Kidada E. Williams, Ph.D. of Wayne State University, investigates African Americans’ experiences of and responses to racial violence–rape, night riding, and lynching. She is the author of They Left Great Marks on Me, “The Wounds that Cried Out,” and “The Aftermaths of Lynching,” research that has been supported by the Ford Foundation. Williams is completing a book on night riding’s impact on families transitioning from slavery to freedom after the Civil War. We asked her a few questions ahead of her May 18 Foundry Series lecture.
ACWM- How did you become interested in your topic?
KW- For this project, I’ve always wondered how people targeted by white supremacists experienced what happened personally, or in their inner lives (separate from our typical focus on political disfranchisement or racial terror’s impact on Reconstruction). From my research, I knew African Americans endured Ku Klux Klan raids after the Civil War. But it was only as I read African American victims’ testimonies before Congress’s Joint Committee Investigating the Affairs of the Late Insurrectionary States that I developed a deeper appreciation for the wide-ranging injuries witnesses described.
ACWM- What was the most significant or surprising find during your research?
KW- I think the most significant finding was that even though these survivors don’t enjoy the same vocabulary of trauma that we have today, they fully appreciated the long-term social, economic, psychic, and physical injuries they and their families endured as a result of strikes. They understood and tried to communicate to the investigating committee the ways night riding unmade their families, compromising their freedom, and making it more difficult for them to achieve their dreams as free people and as citizens. Historians assume Klan attacks hurt African Americans, but we have not fully excavated the consequences of this violence for families.
ACWM- Did you discover anything interesting that you did not publish?
KW- The book I’m writing now will include most of what I’ve discovered about African Americans affected by this violence. But, one thing I did not do, to the degree I could have or should have, was conduct an inventory of the men and women killed but who were not kin to any of the witnesses testifying before Congress. These people, who are briefly mentioned by witnesses but otherwise lost in statistical counts of African Americans killed during Reconstruction, represent another class of victims of this violence for whom I believe we need a historical accounting.

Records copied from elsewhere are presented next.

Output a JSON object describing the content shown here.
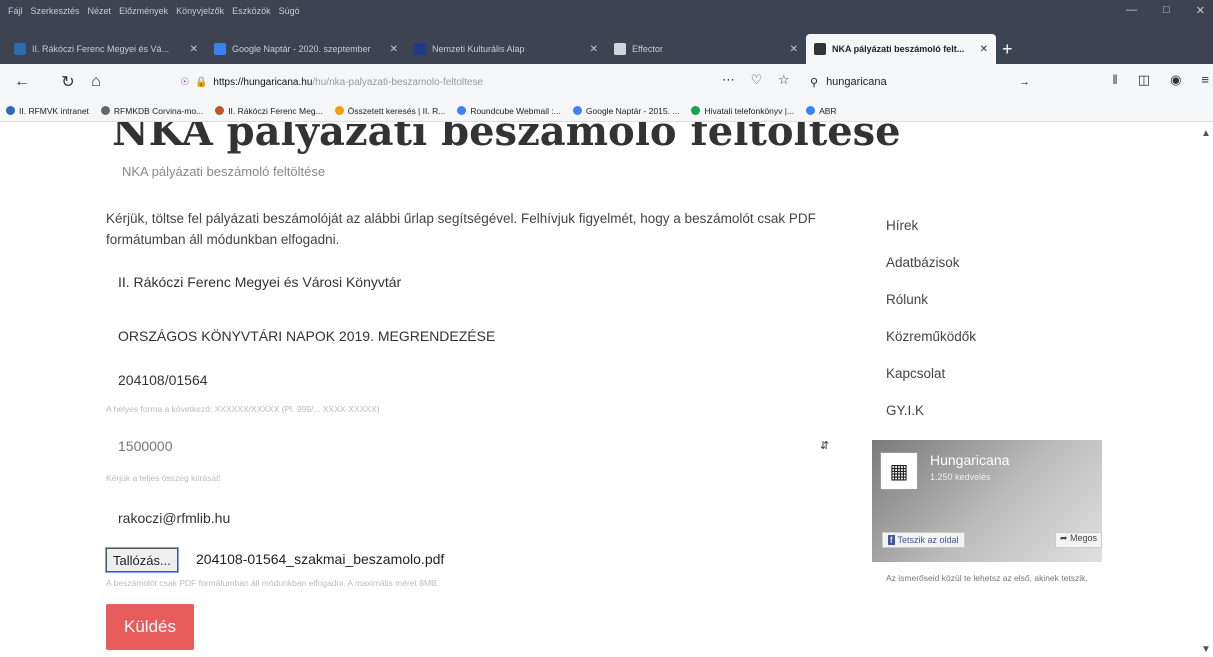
{
  "browser": {
    "menu": [
      "Fájl",
      "Szerkesztés",
      "Nézet",
      "Előzmények",
      "Könyvjelzők",
      "Eszközök",
      "Súgó"
    ],
    "tabs": [
      {
        "title": "II. Rákóczi Ferenc Megyei és Vá...",
        "favicon_color": "#2b6cb0"
      },
      {
        "title": "Google Naptár - 2020. szeptember",
        "favicon_color": "#3b82f6"
      },
      {
        "title": "Nemzeti Kulturális Alap",
        "favicon_color": "#1e3a8a"
      },
      {
        "title": "Effector",
        "favicon_color": "#d1d5db"
      },
      {
        "title": "NKA pályázati beszámoló felt...",
        "favicon_color": "#333333",
        "active": true
      }
    ],
    "new_tab": "+",
    "url_host": "https://hungaricana.hu",
    "url_path": "/hu/nka-palyazati-beszamolo-feltoltese",
    "search_value": "hungaricana",
    "bookmarks": [
      {
        "label": "II. RFMVK intranet",
        "color": "#2b6cb0"
      },
      {
        "label": "RFMKDB Corvina-mo...",
        "color": "#666666"
      },
      {
        "label": "II. Rákóczi Ferenc Meg...",
        "color": "#c05621"
      },
      {
        "label": "Összetett keresés | II. R...",
        "color": "#f59e0b"
      },
      {
        "label": "Roundcube Webmail :...",
        "color": "#3b82f6"
      },
      {
        "label": "Google Naptár - 2015. ...",
        "color": "#3b82f6"
      },
      {
        "label": "Hivatali telefonkönyv |...",
        "color": "#16a34a"
      },
      {
        "label": "ABR",
        "color": "#3b82f6"
      }
    ]
  },
  "page": {
    "title": "NKA pályázati beszámoló feltöltése",
    "breadcrumb": "NKA pályázati beszámoló feltöltése",
    "intro": "Kérjük, töltse fel pályázati beszámolóját az alábbi űrlap segítségével. Felhívjuk figyelmét, hogy a beszámolót csak PDF formátumban áll módunkban elfogadni.",
    "fields": {
      "institution": "II. Rákóczi Ferenc Megyei és Városi Könyvtár",
      "project": "ORSZÁGOS KÖNYVTÁRI NAPOK 2019. MEGRENDEZÉSE",
      "id_number": "204108/01564",
      "id_help": "A helyes forma a következő: XXXXXX/XXXXX (Pl. 999/... XXXX-XXXXX)",
      "amount": "1500000",
      "amount_help": "Kérjük a teljes összeg kiírását!",
      "email": "rakoczi@rfmlib.hu",
      "browse_label": "Tallózás...",
      "file_name": "204108-01564_szakmai_beszamolo.pdf",
      "file_help": "A beszámolót csak PDF formátumban áll módunkban elfogadni. A maximális méret 8MB.",
      "submit_label": "Küldés"
    },
    "sidebar_nav": [
      "Hírek",
      "Adatbázisok",
      "Rólunk",
      "Közreműködők",
      "Kapcsolat",
      "GY.I.K"
    ],
    "facebook": {
      "name": "Hungaricana",
      "likes": "1.250 kedvelés",
      "like_label": "Tetszik az oldal",
      "share_label": "Megos",
      "note": "Az ismerőseid közül te lehetsz az első, akinek tetszik."
    }
  }
}
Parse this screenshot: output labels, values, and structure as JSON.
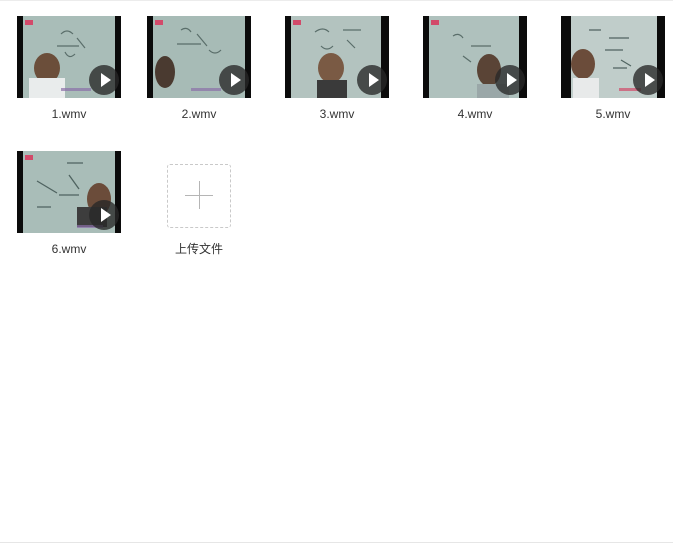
{
  "files": [
    {
      "name": "1.wmv",
      "type": "video"
    },
    {
      "name": "2.wmv",
      "type": "video"
    },
    {
      "name": "3.wmv",
      "type": "video"
    },
    {
      "name": "4.wmv",
      "type": "video"
    },
    {
      "name": "5.wmv",
      "type": "video"
    },
    {
      "name": "6.wmv",
      "type": "video"
    }
  ],
  "upload": {
    "label": "上传文件",
    "icon": "plus-icon"
  },
  "colors": {
    "background": "#ffffff",
    "text": "#333333",
    "thumbnail_board": "#a9bdb8",
    "play_overlay": "#282828"
  }
}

Another thing I did not cover, is the impact this violence had on white families that were targeted. I was looking specifically at African American victims, but nightriders attacked the families of white Union soldiers and white Republicans, too. There are some scholars who are looking into this. I hope that they will do more than document the occurrence of this violence by considering the ways these families experienced this violence in their inner lives.
ACWM- Are there any social media accounts that you follow, especially which relate to your work (its topic and/or your role as a historian)?
KW- Well, I’m @KidadaEWilliams. There are probably too many to cover, but I would say the Equal Justice Initiative @eji_org, Memphis Lynching Sites @lynchingsites, Black Perpectives @BlkPerspectives, Scene on Radio @SceneOnRadio, BackStory @BackStoryRadio, Process History @processhistory, Memphis Massacre Project @MemphisMassacre, & Smithsonian NMAAHC @NMAAHC.
ACWM- How do you see the topic of your work relating to events or issues in society today?
KW- I see a line between Ku Klux Klan raids after the Civil War and the 2015 massacre at Charleston’s Emanuel A.M.E. Church and the failure to bring to justice police and vigilantes who kill unarmed African Americans like Walter Scott or Trayvon Martin. In both cases, violence occurred and the possibilities for justice were and are elusive. But more than that, I think that today we fail to fully appreciate the long-term implications of this violence not just on the larger society or even on black people as a whole but more specifically on the families at the epicenter of these killings. Researching what I do, whenever I see reports, I always wonder how the families are living with what happened to their loved ones while the rest of the world continues spinning.